_Required work_
Please repeat the entries exactly as they appear and omit any images.

_Provided data_
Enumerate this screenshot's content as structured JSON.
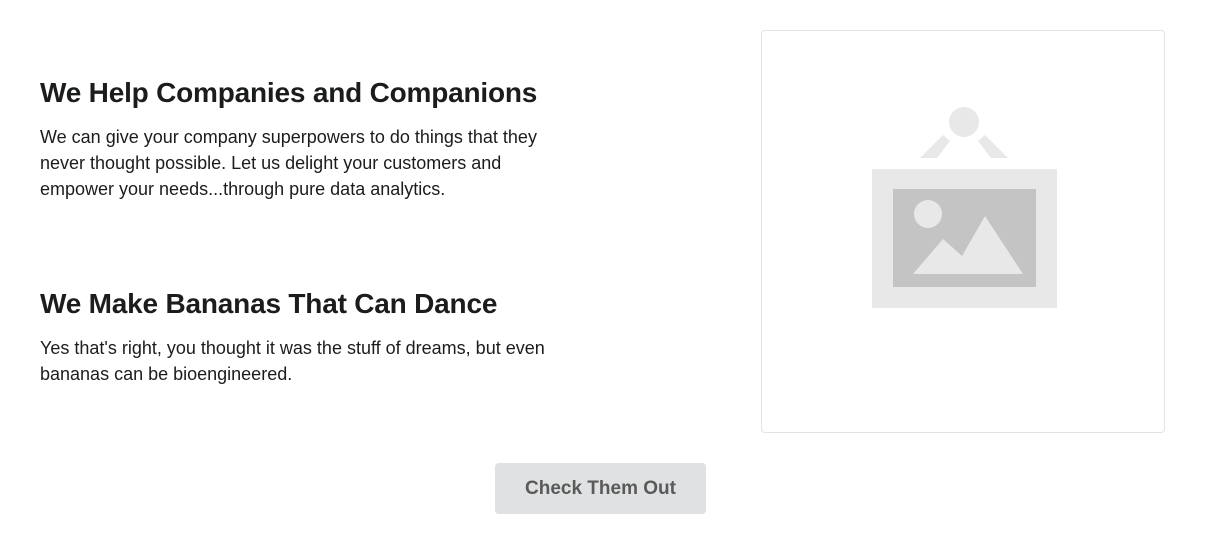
{
  "sections": [
    {
      "heading": "We Help Companies and Companions",
      "body": "We can give your company superpowers to do things that they never thought possible. Let us delight your customers and empower your needs...through pure data analytics."
    },
    {
      "heading": "We Make Bananas That Can Dance",
      "body": "Yes that's right, you thought it was the stuff of dreams, but even bananas can be bioengineered."
    }
  ],
  "image": {
    "icon": "image-placeholder-icon"
  },
  "cta": {
    "label": "Check Them Out"
  },
  "colors": {
    "heading": "#1b1c1d",
    "button_bg": "#e0e1e2",
    "button_text": "#5a5a5a",
    "placeholder_light": "#e8e8e9",
    "placeholder_dark": "#c4c4c5"
  }
}
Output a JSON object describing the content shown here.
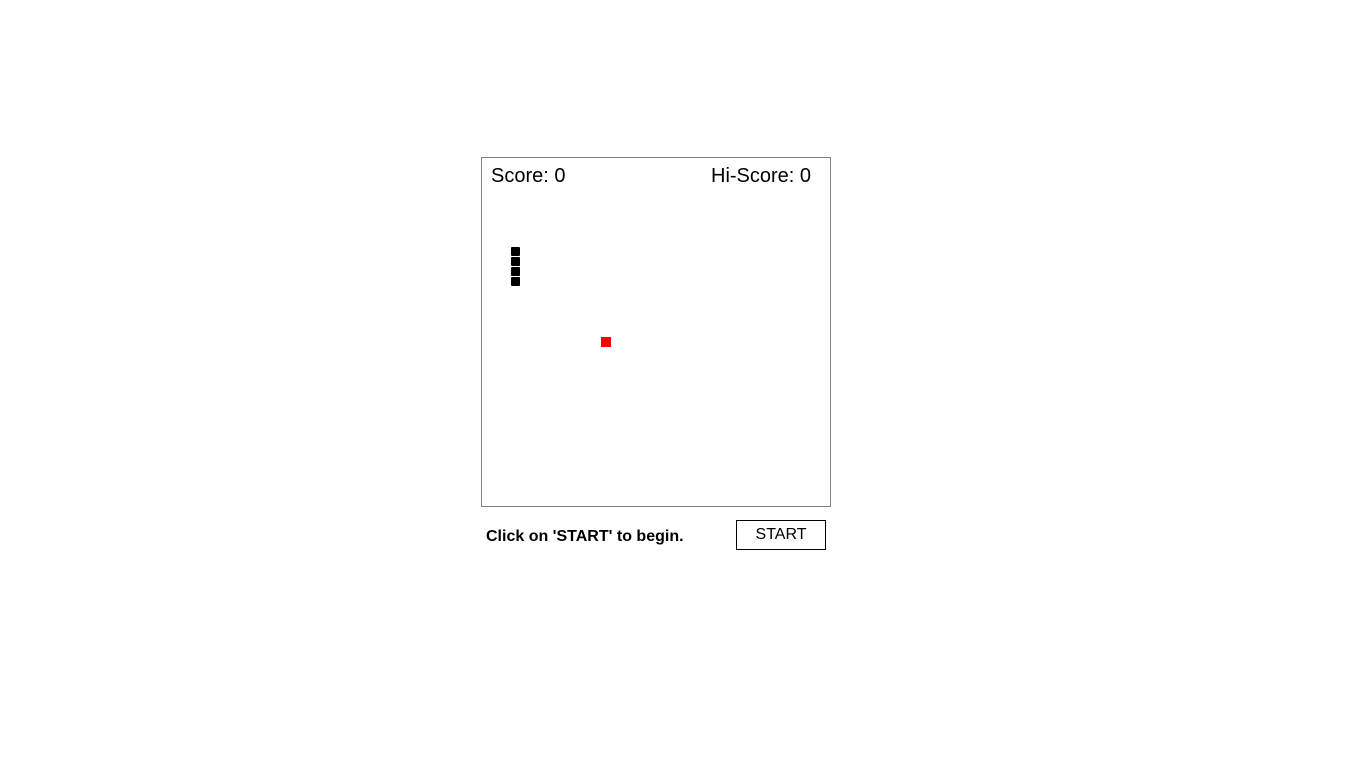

_Written solution_
Enumerate this screenshot's content as structured JSON.
{
  "sections": [
    {
      "heading": "We Help Companies and Companions",
      "body": "We can give your company superpowers to do things that they never thought possible. Let us delight your customers and empower your needs...through pure data analytics."
    },
    {
      "heading": "We Make Bananas That Can Dance",
      "body": "Yes that's right, you thought it was the stuff of dreams, but even bananas can be bioengineered."
    }
  ],
  "image": {
    "icon": "image-placeholder-icon"
  },
  "cta": {
    "label": "Check Them Out"
  },
  "colors": {
    "heading": "#1b1c1d",
    "button_bg": "#e0e1e2",
    "button_text": "#5a5a5a",
    "placeholder_light": "#e8e8e9",
    "placeholder_dark": "#c4c4c5"
  }
}
Output a JSON object describing the content shown here.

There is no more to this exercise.